This page highlights case studies showing how communities of all types – urban, rural, suburban – and with budgets of all sizes are addressing the intersection of transportation and public health, often with special attention given to equity. While there is no single ‘best’ solution that is appropriate for every community, these examples highlight successful programs that show the potential to improve health and equity in communities through transportation decision-making, planning and operations.
Health impact assessments offer decision-makers an opportunity to ensure that health and equity are considered when shaping future transportation policy and systems. Background information on HIAs is available from APHA (fact sheet), the Centers for Disease Control and Prevention, and Human Impact Partners.
To view archived webinars on HIAs, visit the APHA transportation webinars web page.
To find completed and in progress HIAs, visit:
Complete Streets in Los Angeles County
In Baldwin Park in Los Angeles County, approximately 39 percent of the children are overweight. Its new complete streets policy vows to “create a safe and efficient transportation system that promotes the health and mobility of all Baldwin Park citizens and visitors.” With help from the Los Angeles County Department of Public Health, the city is making five corridors safe for all users and is adopting a new street design manual for future projects.
Active Living Resolution in El Paso (Texas)
In El Paso, the Chamizal neighborhood is a predominantly Latino community, where 41 percent of adults have little English proficiency and 70 percent have no high school diploma. There is also limited access to healthy foods for its residents, and obesity is a health problem in the community. The city council in El Paso passed a resolution to implement a five-year obesity-prevention action plan covering the built environment, by encouraging more walking and biking, as well as improved access to healthy foods.
In 2009, the Philadelphia Mayor’s Office of Sustainability released a plan to make Philadelphia the nation’s greenest city by 2015. Many of the plan’s targets are directly linked to health and equity. The plan includes the specific goal of improving air quality to improve residents’ health, which the city hopes to achieve by reducing traffic congestion, increasing the use of low-emission vehicles and reducing overall vehicle miles traveled.
Safe Routes to Transit (California)
The Safe Routes to Transit (SR2T) Program in California awarded $20 million in grants to encourage walking and bicycling to regional transit, as well as to reduce congestion. SR2T promotes bicycling and walking to transit stations by funding projects and plans that facilitate non-motorized trips.
Toledo Area Regional Paratransit Service (Ohio)
The Toledo Area Regional Transit Authority was awarded a grant under the FTA’s State of Good Repair program to replace 43 of their 56 paratransit buses.

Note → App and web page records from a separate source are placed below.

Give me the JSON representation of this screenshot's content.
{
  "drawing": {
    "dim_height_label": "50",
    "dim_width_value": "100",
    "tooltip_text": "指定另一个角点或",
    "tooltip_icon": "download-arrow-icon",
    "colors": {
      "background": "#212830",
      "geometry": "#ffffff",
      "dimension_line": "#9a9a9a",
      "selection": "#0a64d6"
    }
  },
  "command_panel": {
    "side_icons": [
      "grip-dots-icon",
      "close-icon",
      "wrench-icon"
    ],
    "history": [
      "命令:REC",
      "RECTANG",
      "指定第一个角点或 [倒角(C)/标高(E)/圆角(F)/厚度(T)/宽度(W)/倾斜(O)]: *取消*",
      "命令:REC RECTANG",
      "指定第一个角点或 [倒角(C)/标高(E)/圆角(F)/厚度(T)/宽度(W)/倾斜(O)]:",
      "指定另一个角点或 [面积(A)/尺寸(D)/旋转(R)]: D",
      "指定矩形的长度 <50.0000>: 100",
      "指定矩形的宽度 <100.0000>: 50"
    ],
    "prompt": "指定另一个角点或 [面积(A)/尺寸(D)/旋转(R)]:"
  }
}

These buses are specialized to serve older passengers and individuals with disabilities. The new models will be safer and more energy-efficient, and will accommodate up to 12 passengers and four wheelchairs. In addition, the grant will allow TARTA to expand its increasingly popular call-a-ride service to suburban residents and local college students, among others.
Walking and Biking Programs
Isanti County (Minnesota) Active Living Partnership
The Isanti County Active Living partnership is helping to create safe biking and walking routes in three cities in Minnesota. This partnership is a model for promoting policy changes that are supportive of health. A local faith-based organization formed the senior walking program and assisted the Cambridge Medical Center with its obesity program, which has included providing "Walk the Town" maps for distribution in waiting rooms and examination rooms.
City of Kirkland (Washington) Active Transportation Plan
The city of Kirkland developed a plan to address all forms of non-motorized transportation in the community. The title of the active transportation plan, More People, More Places, More Often, indicates the plan vision. The plan focuses on goals such as reducing crash rates, increasing the number of children who use active transportation to travel to and from school, removing physical barriers to walking and making bicycling more convenient.
Safe Routes for Seniors (New York)
The NYC Department of Transportation partnered with Transportation Alternatives to create the Safe Routes for Seniors campaign, aiming to address the disproportionately high rate of senior pedestrian fatalities in NYC, and encourage senior citizens to walk more. Their recommendations focused on taking into account the sensory and physical changes that occur with age when designing streets and included installing medians and high-visibility crosswalks, repairing and extending curbs and pedestrian ramps, keeping streets as flat as possible, and increasing the time allowed for pedestrians to cross the street.